(Records from a dataset)
- - -

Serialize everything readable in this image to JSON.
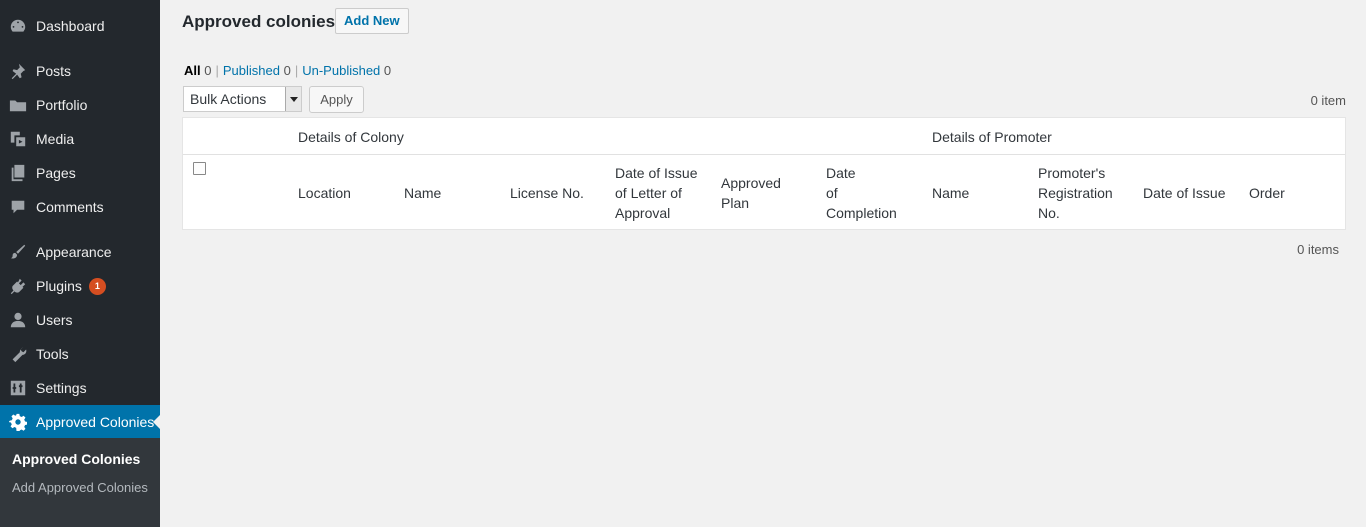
{
  "sidebar": {
    "items": [
      {
        "label": "Dashboard",
        "icon": "dashboard-icon"
      },
      {
        "label": "Posts",
        "icon": "pushpin-icon"
      },
      {
        "label": "Portfolio",
        "icon": "folder-icon"
      },
      {
        "label": "Media",
        "icon": "media-icon"
      },
      {
        "label": "Pages",
        "icon": "pages-icon"
      },
      {
        "label": "Comments",
        "icon": "comment-icon"
      },
      {
        "label": "Appearance",
        "icon": "paintbrush-icon"
      },
      {
        "label": "Plugins",
        "icon": "plug-icon",
        "badge": "1"
      },
      {
        "label": "Users",
        "icon": "user-icon"
      },
      {
        "label": "Tools",
        "icon": "wrench-icon"
      },
      {
        "label": "Settings",
        "icon": "sliders-icon"
      },
      {
        "label": "Approved Colonies",
        "icon": "gear-icon",
        "current": true
      }
    ],
    "submenu": [
      {
        "label": "Approved Colonies",
        "current": true
      },
      {
        "label": "Add Approved Colonies"
      }
    ]
  },
  "header": {
    "title": "Approved colonies",
    "add_new": "Add New"
  },
  "filters": {
    "all_label": "All",
    "all_count": "0",
    "published_label": "Published",
    "published_count": "0",
    "unpublished_label": "Un-Published",
    "unpublished_count": "0"
  },
  "bulk": {
    "selected": "Bulk Actions",
    "apply": "Apply"
  },
  "items_top": "0 item",
  "items_bottom": "0 items",
  "table": {
    "group_headers": [
      "Details of Colony",
      "Details of Promoter"
    ],
    "columns": [
      [
        "Location"
      ],
      [
        "Name"
      ],
      [
        "License No."
      ],
      [
        "Date of Issue",
        "of Letter of",
        "Approval"
      ],
      [
        "Approved",
        "Plan"
      ],
      [
        "Date",
        "of",
        "Completion"
      ],
      [
        "Name"
      ],
      [
        "Promoter's",
        "Registration",
        "No."
      ],
      [
        "Date of Issue"
      ],
      [
        "Order"
      ]
    ]
  },
  "colors": {
    "sidebar_bg": "#23282d",
    "accent": "#0073aa",
    "badge": "#d54e21"
  }
}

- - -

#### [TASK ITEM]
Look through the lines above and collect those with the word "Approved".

#### [WRITTEN ANSWER]
        "label": "Approved Colonies",
        "label": "Approved Colonies",
        "label": "Add Approved Colonies"
    "title": "Approved colonies",
        "Approved",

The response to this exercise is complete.